It seems to me that the first half of the article is about how it is a bad idea to allow litigants legal representation, because they restrict the power of the dayanim to make ruling based on the ignorance of the litigants. Then he spends the second half talking about how the dayanim are corrupt. So why is it a good idea to leave the litigants defenseless against corrupt dayanim?

What he appears to me to be saying is that if the dayanim were living up to their responsibilities, it would be better if they didn't have any external checks on their power. I'm sorry, but I think Lord Acton explained the flaw in that reasoning centuries ago.

Miami Al said...

Let me see if I follow the logic:

1. Current Bais Din system does not focus on getting the actual facts, it therefore rules correctly.

2. Many dayanim are prejudiced, dishonest, and act on behalf on one side.

3. The representatives of the clients aggressively protect their clients, in dispute of the dayanim.

4. His example of a "proper" resolution was his example where the Yeshiva veiled to pay their recruiter (referred to by the derogatory term head hunter), and while he ruled on his behalf, he shamed the man into not getting paid... This is justice?

And his solution:

Get rid of toanim and leave the litigants completely at the mercy of the dayanim that he claims are corrupt...

WOW... I am terrified that this is his logical thought process, given his standing in the Modern Orthodox world...

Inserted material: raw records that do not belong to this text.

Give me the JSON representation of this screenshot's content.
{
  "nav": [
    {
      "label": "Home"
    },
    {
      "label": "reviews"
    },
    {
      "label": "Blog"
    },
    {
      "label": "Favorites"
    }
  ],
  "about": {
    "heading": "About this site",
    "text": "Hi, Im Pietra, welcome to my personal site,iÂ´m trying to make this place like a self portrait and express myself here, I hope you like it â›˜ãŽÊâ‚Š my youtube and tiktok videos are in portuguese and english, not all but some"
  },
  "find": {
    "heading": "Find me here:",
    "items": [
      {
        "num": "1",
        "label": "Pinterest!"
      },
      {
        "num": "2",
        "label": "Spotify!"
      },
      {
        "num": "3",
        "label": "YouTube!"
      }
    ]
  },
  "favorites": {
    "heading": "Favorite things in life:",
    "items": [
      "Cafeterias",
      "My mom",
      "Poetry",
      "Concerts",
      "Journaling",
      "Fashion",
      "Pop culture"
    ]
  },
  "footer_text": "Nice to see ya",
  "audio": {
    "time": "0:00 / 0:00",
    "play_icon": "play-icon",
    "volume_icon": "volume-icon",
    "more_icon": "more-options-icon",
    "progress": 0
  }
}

I think the BIGGEST problem that Rabbis like him have is that they exist in an echo chamber of yes-men. The greatest intellect, unchallenged, will become less logical and less sharp over time. His solution is NOT a solution, it only makes it worse.

Anonymous said...

Obviously, dayanim are not supposed to be corrupt, so any rationally reorganized system has to weed out the corrupt. Likewise, toanim who abuse the process or the people in it should be disciplined or blacklisted. Fixing a decentralized, voluntary system with all these problems will be a challenge.

JS said...

I really don't know the various laws surrounding the beit din system, but it would seem to me based on this article that it lacks a lot of the rules and procedures that are in place in a Western court or arbitration process. The Western legal system has evolved over centuries and has developed rules and procedures for dealing with corruption and improper advocacy. Obviously the Western system is not perfect, but it seems it's way ahead of the beit din system (at the very least this seems to be acknowledged by Rabbi Schachter who says the US civil system is preferable).

Again, I don't know the laws behind beit din, but if at all possible under the halachic system, they should reform it along the lines of modern day court and arbitration processes if they wish for the beit din system to become respectable and the go-to system for frum Jews.

Sometimes the best course of action isn't to look in a book and see how it was done centuries or millenia in the past.

Anonymous said...

Miami Al,
He was clearly saying that both corrupt toanim and corrupt dayanim are the problem. And the solution was not to leave everything in the hands of corrupt dayanim, but to somehow get tid of them and use only honest dayanim.

Al, Just because a Rabbi said it doesn't mean you have to attack it. It's really irritating. Do us all a favor and try to overcome your biases for once. Grow up.

Miami Al said...

Anon,

Yes, he fully identified a problem, and in detail provided examples of it and what is wrong.

However, his proposed solution does not address the problem.

That's the part that concerns me. I applaud his leadership in identifying the problem, but am terrified that his proposed solution fails to address it.